GIVEN ENTRIES:
★ ★ ★

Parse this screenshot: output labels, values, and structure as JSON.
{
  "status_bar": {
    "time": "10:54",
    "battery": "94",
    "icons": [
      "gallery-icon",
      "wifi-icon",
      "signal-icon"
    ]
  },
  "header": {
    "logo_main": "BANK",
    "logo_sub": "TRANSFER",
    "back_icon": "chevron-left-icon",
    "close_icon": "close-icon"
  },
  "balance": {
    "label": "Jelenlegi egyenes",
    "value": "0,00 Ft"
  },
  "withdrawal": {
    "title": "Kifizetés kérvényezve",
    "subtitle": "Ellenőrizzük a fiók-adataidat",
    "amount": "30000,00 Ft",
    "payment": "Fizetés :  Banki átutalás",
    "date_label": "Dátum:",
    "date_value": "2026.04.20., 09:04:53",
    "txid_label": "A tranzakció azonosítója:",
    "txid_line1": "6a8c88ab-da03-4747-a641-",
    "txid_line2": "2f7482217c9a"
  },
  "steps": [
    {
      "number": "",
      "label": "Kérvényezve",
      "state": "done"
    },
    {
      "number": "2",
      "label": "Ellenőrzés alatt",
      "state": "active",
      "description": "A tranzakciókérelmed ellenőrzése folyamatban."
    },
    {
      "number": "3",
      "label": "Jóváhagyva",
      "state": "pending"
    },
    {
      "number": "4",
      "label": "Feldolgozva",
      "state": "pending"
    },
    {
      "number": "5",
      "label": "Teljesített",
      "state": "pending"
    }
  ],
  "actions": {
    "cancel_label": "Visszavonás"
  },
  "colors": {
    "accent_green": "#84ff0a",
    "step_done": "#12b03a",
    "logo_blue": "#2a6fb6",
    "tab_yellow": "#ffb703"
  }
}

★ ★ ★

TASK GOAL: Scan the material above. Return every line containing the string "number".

EXPECTED ANSWER:
      "number": "",
      "number": "2",
      "number": "3",
      "number": "4",
      "number": "5",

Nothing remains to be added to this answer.